Directions:
Output, word for word, each line from the one with "Extract the structured" through the end of the listing below, excluding every picture.

---------- The data

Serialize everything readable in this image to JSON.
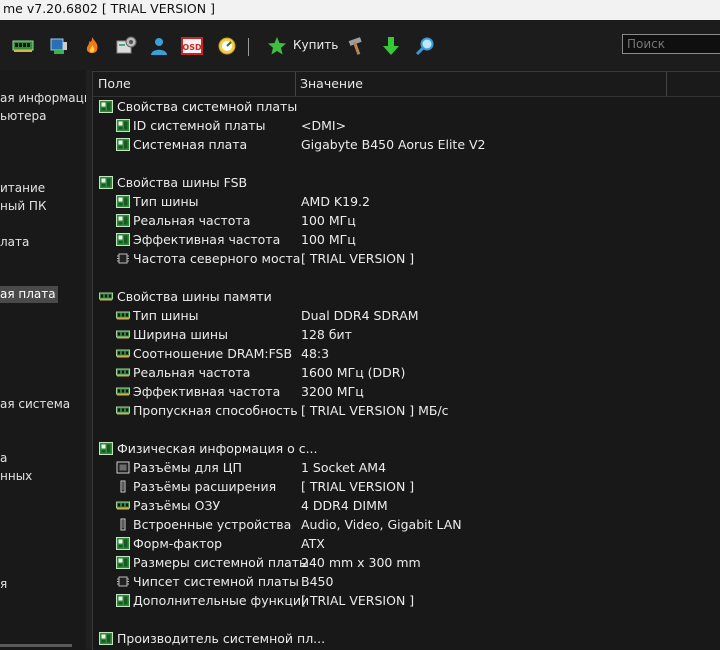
{
  "window": {
    "title": "me v7.20.6802  [ TRIAL VERSION ]"
  },
  "toolbar": {
    "buy_label": "Купить",
    "search_placeholder": "Поиск"
  },
  "sidebar": {
    "items": [
      {
        "label": "ая информация"
      },
      {
        "label": "ьютера"
      },
      {
        "label": "итание"
      },
      {
        "label": "ный ПК"
      },
      {
        "label": "лата"
      },
      {
        "label": "ая плата",
        "selected": true
      },
      {
        "label": "ая система"
      },
      {
        "label": "а"
      },
      {
        "label": "нных"
      },
      {
        "label": "я"
      }
    ]
  },
  "columns": {
    "field": "Поле",
    "value": "Значение"
  },
  "sections": [
    {
      "title": "Свойства системной платы",
      "icon": "motherboard-icon",
      "rows": [
        {
          "field": "ID системной платы",
          "value": "<DMI>",
          "icon": "motherboard-icon"
        },
        {
          "field": "Системная плата",
          "value": "Gigabyte B450 Aorus Elite V2",
          "icon": "motherboard-icon"
        }
      ]
    },
    {
      "title": "Свойства шины FSB",
      "icon": "motherboard-icon",
      "rows": [
        {
          "field": "Тип шины",
          "value": "AMD K19.2",
          "icon": "motherboard-icon"
        },
        {
          "field": "Реальная частота",
          "value": "100 МГц",
          "icon": "motherboard-icon"
        },
        {
          "field": "Эффективная частота",
          "value": "100 МГц",
          "icon": "motherboard-icon"
        },
        {
          "field": "Частота северного моста",
          "value": "[ TRIAL VERSION ]",
          "icon": "chip-icon"
        }
      ]
    },
    {
      "title": "Свойства шины памяти",
      "icon": "memory-icon",
      "rows": [
        {
          "field": "Тип шины",
          "value": "Dual DDR4 SDRAM",
          "icon": "memory-icon"
        },
        {
          "field": "Ширина шины",
          "value": "128 бит",
          "icon": "memory-icon"
        },
        {
          "field": "Соотношение DRAM:FSB",
          "value": "48:3",
          "icon": "memory-icon"
        },
        {
          "field": "Реальная частота",
          "value": "1600 МГц (DDR)",
          "icon": "memory-icon"
        },
        {
          "field": "Эффективная частота",
          "value": "3200 МГц",
          "icon": "memory-icon"
        },
        {
          "field": "Пропускная способность",
          "value": "[ TRIAL VERSION ] МБ/с",
          "icon": "memory-icon"
        }
      ]
    },
    {
      "title": "Физическая информация о с...",
      "icon": "motherboard-icon",
      "rows": [
        {
          "field": "Разъёмы для ЦП",
          "value": "1 Socket AM4",
          "icon": "cpu-socket-icon"
        },
        {
          "field": "Разъёмы расширения",
          "value": "[ TRIAL VERSION ]",
          "icon": "expansion-slot-icon"
        },
        {
          "field": "Разъёмы ОЗУ",
          "value": "4 DDR4 DIMM",
          "icon": "memory-icon"
        },
        {
          "field": "Встроенные устройства",
          "value": "Audio, Video, Gigabit LAN",
          "icon": "expansion-slot-icon"
        },
        {
          "field": "Форм-фактор",
          "value": "ATX",
          "icon": "motherboard-icon"
        },
        {
          "field": "Размеры системной платы",
          "value": "240 mm x 300 mm",
          "icon": "motherboard-icon"
        },
        {
          "field": "Чипсет системной платы",
          "value": "B450",
          "icon": "chip-icon"
        },
        {
          "field": "Дополнительные функции",
          "value": "[ TRIAL VERSION ]",
          "icon": "motherboard-icon"
        }
      ]
    },
    {
      "title": "Производитель системной пл...",
      "icon": "motherboard-icon",
      "rows": []
    }
  ]
}
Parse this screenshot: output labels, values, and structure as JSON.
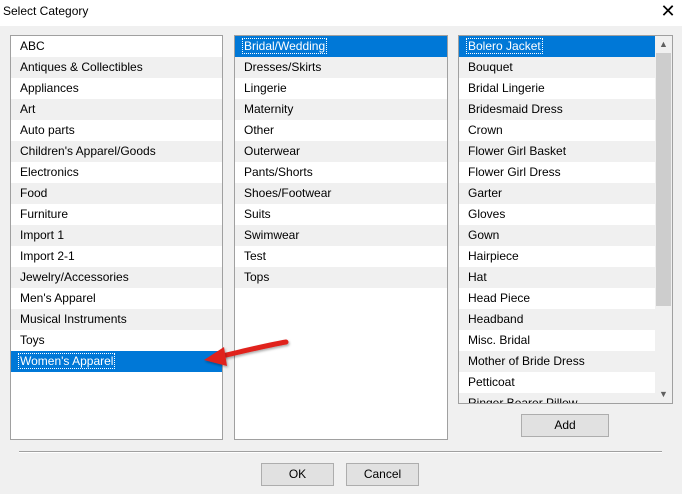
{
  "window": {
    "title": "Select Category",
    "close_glyph": "✕"
  },
  "colors": {
    "selection": "#0078d7",
    "annotation_arrow": "#e0201b"
  },
  "lists": {
    "categories": {
      "items": [
        "ABC",
        "Antiques & Collectibles",
        "Appliances",
        "Art",
        "Auto parts",
        "Children's Apparel/Goods",
        "Electronics",
        "Food",
        "Furniture",
        "Import 1",
        "Import 2-1",
        "Jewelry/Accessories",
        "Men's Apparel",
        "Musical Instruments",
        "Toys",
        "Women's Apparel"
      ],
      "selected": "Women's Apparel"
    },
    "subcategories": {
      "items": [
        "Bridal/Wedding",
        "Dresses/Skirts",
        "Lingerie",
        "Maternity",
        "Other",
        "Outerwear",
        "Pants/Shorts",
        "Shoes/Footwear",
        "Suits",
        "Swimwear",
        "Test",
        "Tops"
      ],
      "selected": "Bridal/Wedding"
    },
    "items": {
      "items": [
        "Bolero Jacket",
        "Bouquet",
        "Bridal Lingerie",
        "Bridesmaid Dress",
        "Crown",
        "Flower Girl Basket",
        "Flower Girl Dress",
        "Garter",
        "Gloves",
        "Gown",
        "Hairpiece",
        "Hat",
        "Head Piece",
        "Headband",
        "Misc. Bridal",
        "Mother of Bride Dress",
        "Petticoat",
        "Ringer Bearer Pillow"
      ],
      "selected": "Bolero Jacket"
    }
  },
  "buttons": {
    "add": "Add",
    "ok": "OK",
    "cancel": "Cancel"
  },
  "icons": {
    "scroll_up": "scroll-up-icon",
    "scroll_down": "scroll-down-icon",
    "arrow": "red-arrow-icon"
  }
}
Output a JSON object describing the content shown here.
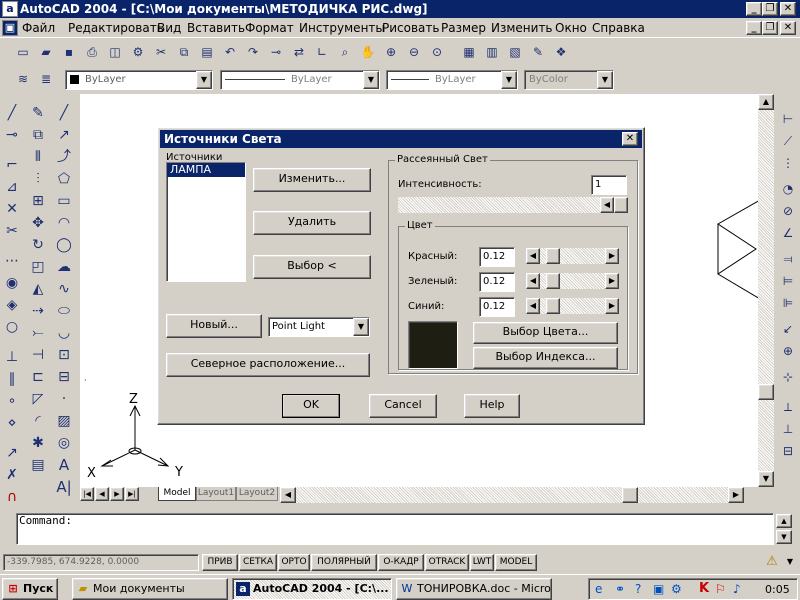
{
  "window": {
    "title": "AutoCAD 2004 - [C:\\Мои документы\\МЕТОДИЧКА РИС.dwg]"
  },
  "menu": [
    "Файл",
    "Редактировать",
    "Вид",
    "Вставить",
    "Формат",
    "Инструменты",
    "Рисовать",
    "Размер",
    "Изменить",
    "Окно",
    "Справка"
  ],
  "properties_bar": {
    "color": "ByLayer",
    "linetype": "ByLayer",
    "lineweight": "ByLayer",
    "plotstyle": "ByColor"
  },
  "dialog": {
    "title": "Источники Света",
    "lights_label": "Источники",
    "lights": [
      "ЛАМПА"
    ],
    "modify_button": "Изменить...",
    "delete_button": "Удалить",
    "select_button": "Выбор <",
    "new_button": "Новый...",
    "light_type": "Point Light",
    "north_button": "Северное расположение...",
    "ambient": {
      "label": "Рассеянный Свет",
      "intensity_label": "Интенсивность:",
      "intensity_value": "1",
      "color_label": "Цвет",
      "red_label": "Красный:",
      "red_value": "0.12",
      "green_label": "Зеленый:",
      "green_value": "0.12",
      "blue_label": "Синий:",
      "blue_value": "0.12",
      "swatch_color": "#1e1e12",
      "color_select_button": "Выбор Цвета...",
      "index_select_button": "Выбор Индекса..."
    },
    "ok_button": "OK",
    "cancel_button": "Cancel",
    "help_button": "Help"
  },
  "ucs": {
    "x": "X",
    "y": "Y",
    "z": "Z"
  },
  "layout_tabs": [
    "Model",
    "Layout1",
    "Layout2"
  ],
  "command": {
    "prompt": "Command:"
  },
  "status": {
    "coords": "-339.7985, 674.9228, 0.0000",
    "toggles": [
      "ПРИВ",
      "СЕТКА",
      "ОРТО",
      "ПОЛЯРНЫЙ",
      "О-КАДР",
      "OTRACK",
      "LWT",
      "MODEL"
    ]
  },
  "taskbar": {
    "start": "Пуск",
    "tasks": [
      {
        "label": "Мои документы",
        "icon": "folder-icon"
      },
      {
        "label": "AutoCAD 2004 - [C:\\...",
        "icon": "autocad-icon"
      },
      {
        "label": "ТОНИРОВКА.doc - Micro...",
        "icon": "word-icon"
      }
    ],
    "clock": "0:05"
  }
}
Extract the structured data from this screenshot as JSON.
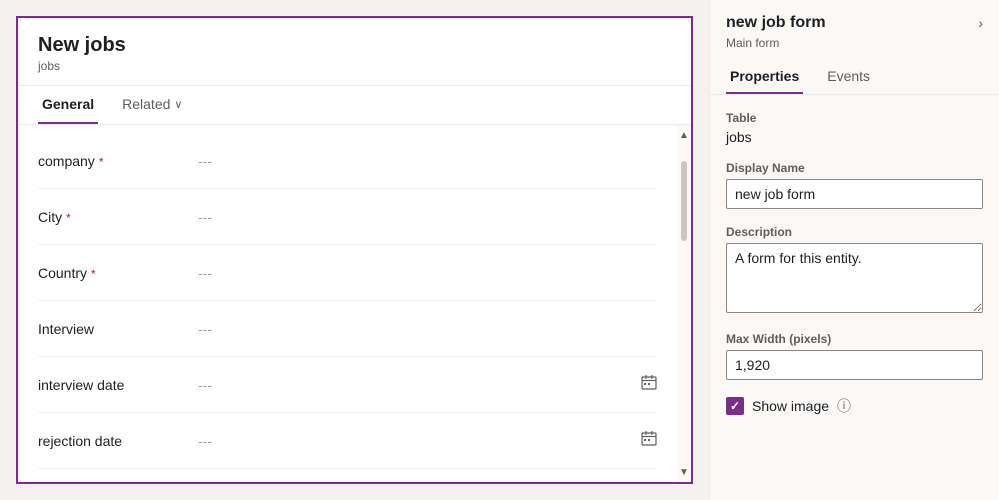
{
  "form": {
    "title": "New jobs",
    "subtitle": "jobs",
    "tabs": [
      {
        "label": "General",
        "active": true
      },
      {
        "label": "Related",
        "active": false
      }
    ],
    "fields": [
      {
        "label": "company",
        "required": true,
        "value": "---",
        "icon": null
      },
      {
        "label": "City",
        "required": true,
        "value": "---",
        "icon": null
      },
      {
        "label": "Country",
        "required": true,
        "value": "---",
        "icon": null
      },
      {
        "label": "Interview",
        "required": false,
        "value": "---",
        "icon": null
      },
      {
        "label": "interview date",
        "required": false,
        "value": "---",
        "icon": "calendar"
      },
      {
        "label": "rejection date",
        "required": false,
        "value": "---",
        "icon": "calendar"
      }
    ]
  },
  "properties_panel": {
    "title": "new job form",
    "subtitle": "Main form",
    "tabs": [
      {
        "label": "Properties",
        "active": true
      },
      {
        "label": "Events",
        "active": false
      }
    ],
    "table_label": "Table",
    "table_value": "jobs",
    "display_name_label": "Display Name",
    "display_name_value": "new job form",
    "description_label": "Description",
    "description_value": "A form for this entity.",
    "max_width_label": "Max Width (pixels)",
    "max_width_value": "1,920",
    "show_image_label": "Show image",
    "show_image_checked": true
  },
  "icons": {
    "calendar": "📅",
    "chevron_down": "∨",
    "chevron_right": "›",
    "check": "✓",
    "info": "ⓘ",
    "scroll_up": "▲",
    "scroll_down": "▼"
  }
}
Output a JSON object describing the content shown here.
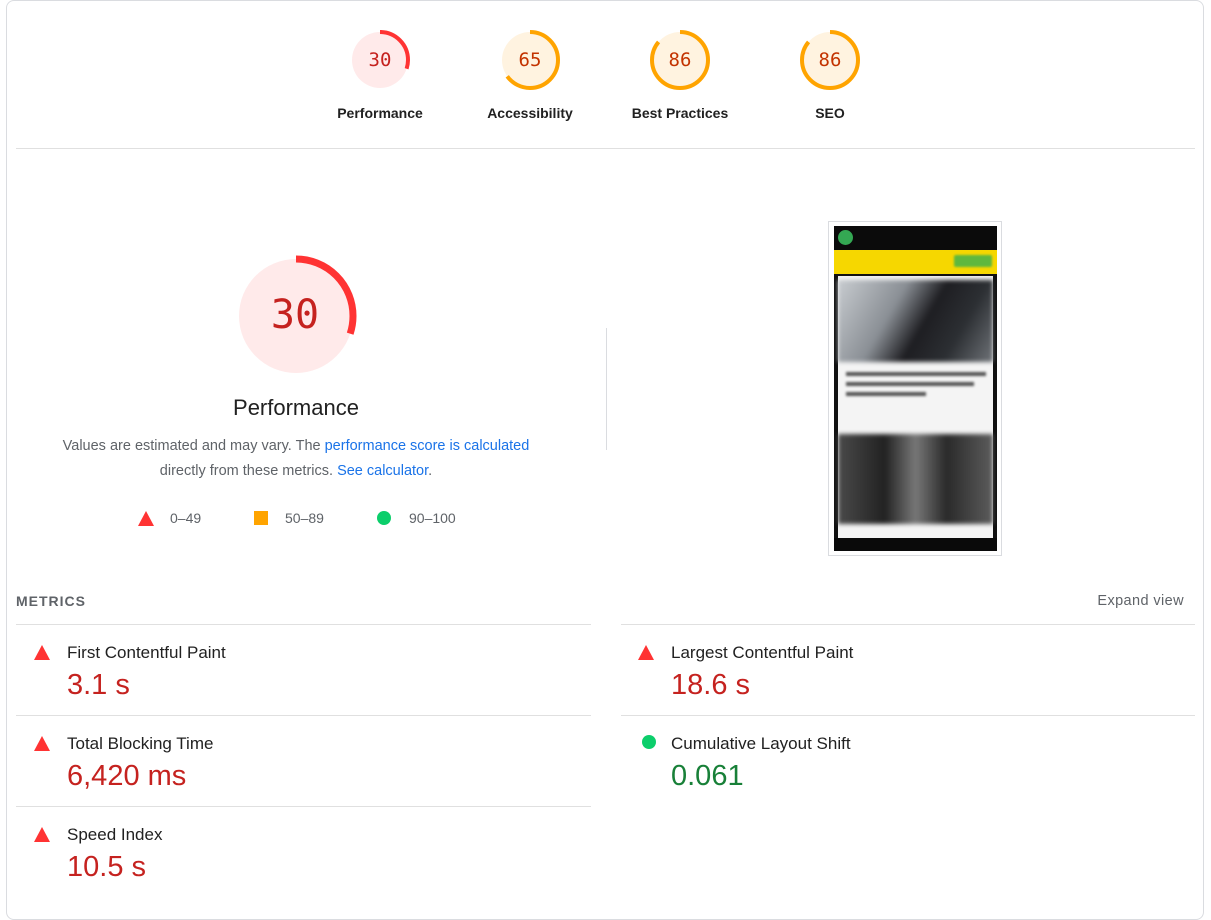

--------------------

Result for this task:
Extract the structured data from this screenshot as JSON.
{
  "form": {
    "title": "New jobs",
    "subtitle": "jobs",
    "tabs": [
      {
        "label": "General",
        "active": true
      },
      {
        "label": "Related",
        "active": false
      }
    ],
    "fields": [
      {
        "label": "company",
        "required": true,
        "value": "---",
        "icon": null
      },
      {
        "label": "City",
        "required": true,
        "value": "---",
        "icon": null
      },
      {
        "label": "Country",
        "required": true,
        "value": "---",
        "icon": null
      },
      {
        "label": "Interview",
        "required": false,
        "value": "---",
        "icon": null
      },
      {
        "label": "interview date",
        "required": false,
        "value": "---",
        "icon": "calendar"
      },
      {
        "label": "rejection date",
        "required": false,
        "value": "---",
        "icon": "calendar"
      }
    ]
  },
  "properties_panel": {
    "title": "new job form",
    "subtitle": "Main form",
    "tabs": [
      {
        "label": "Properties",
        "active": true
      },
      {
        "label": "Events",
        "active": false
      }
    ],
    "table_label": "Table",
    "table_value": "jobs",
    "display_name_label": "Display Name",
    "display_name_value": "new job form",
    "description_label": "Description",
    "description_value": "A form for this entity.",
    "max_width_label": "Max Width (pixels)",
    "max_width_value": "1,920",
    "show_image_label": "Show image",
    "show_image_checked": true
  },
  "icons": {
    "calendar": "📅",
    "chevron_down": "∨",
    "chevron_right": "›",
    "check": "✓",
    "info": "ⓘ",
    "scroll_up": "▲",
    "scroll_down": "▼"
  }
}
Output a JSON object describing the content shown here.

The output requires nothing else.